Task item – Locate every line in the material below that has the word "structured". Copy each of those lines.

Available data –

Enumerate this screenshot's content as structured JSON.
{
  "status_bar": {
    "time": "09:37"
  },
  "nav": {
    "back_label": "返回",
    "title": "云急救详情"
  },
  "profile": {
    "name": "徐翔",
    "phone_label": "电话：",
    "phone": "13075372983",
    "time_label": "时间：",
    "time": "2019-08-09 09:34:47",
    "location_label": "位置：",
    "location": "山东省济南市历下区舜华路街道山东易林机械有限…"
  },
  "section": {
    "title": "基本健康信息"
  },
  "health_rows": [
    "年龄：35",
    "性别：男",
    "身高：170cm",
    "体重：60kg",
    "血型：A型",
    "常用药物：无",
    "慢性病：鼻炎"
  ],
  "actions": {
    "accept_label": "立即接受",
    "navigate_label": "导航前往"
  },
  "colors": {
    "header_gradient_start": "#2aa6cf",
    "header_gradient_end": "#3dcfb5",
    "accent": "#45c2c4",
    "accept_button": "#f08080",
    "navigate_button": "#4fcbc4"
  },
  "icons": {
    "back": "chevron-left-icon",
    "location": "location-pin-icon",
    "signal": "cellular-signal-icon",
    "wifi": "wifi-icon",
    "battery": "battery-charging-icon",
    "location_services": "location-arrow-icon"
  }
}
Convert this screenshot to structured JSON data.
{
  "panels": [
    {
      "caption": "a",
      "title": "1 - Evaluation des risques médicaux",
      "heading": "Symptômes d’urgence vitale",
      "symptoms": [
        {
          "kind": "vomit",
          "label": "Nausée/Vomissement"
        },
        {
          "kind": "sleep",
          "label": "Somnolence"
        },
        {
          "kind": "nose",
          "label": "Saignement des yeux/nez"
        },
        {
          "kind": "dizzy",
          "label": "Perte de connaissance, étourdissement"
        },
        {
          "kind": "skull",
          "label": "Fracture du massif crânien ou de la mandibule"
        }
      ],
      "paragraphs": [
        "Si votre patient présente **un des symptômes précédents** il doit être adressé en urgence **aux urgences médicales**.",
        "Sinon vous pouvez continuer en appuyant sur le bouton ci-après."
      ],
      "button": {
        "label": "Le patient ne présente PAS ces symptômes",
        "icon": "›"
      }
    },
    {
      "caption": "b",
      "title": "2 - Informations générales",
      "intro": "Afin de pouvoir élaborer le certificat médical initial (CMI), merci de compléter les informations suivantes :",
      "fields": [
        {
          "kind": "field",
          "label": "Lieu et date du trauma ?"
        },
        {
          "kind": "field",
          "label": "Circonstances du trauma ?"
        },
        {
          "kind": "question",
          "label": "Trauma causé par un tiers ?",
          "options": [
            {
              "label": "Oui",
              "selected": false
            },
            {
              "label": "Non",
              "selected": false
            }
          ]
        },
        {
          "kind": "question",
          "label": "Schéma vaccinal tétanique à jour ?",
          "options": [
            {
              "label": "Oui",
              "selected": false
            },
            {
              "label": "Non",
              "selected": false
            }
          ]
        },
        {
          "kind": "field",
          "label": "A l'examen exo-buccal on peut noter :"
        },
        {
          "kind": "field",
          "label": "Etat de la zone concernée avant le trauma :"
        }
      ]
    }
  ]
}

Response below –
Enumerate this screenshot's content as structured JSON.
Convert this screenshot to structured JSON data.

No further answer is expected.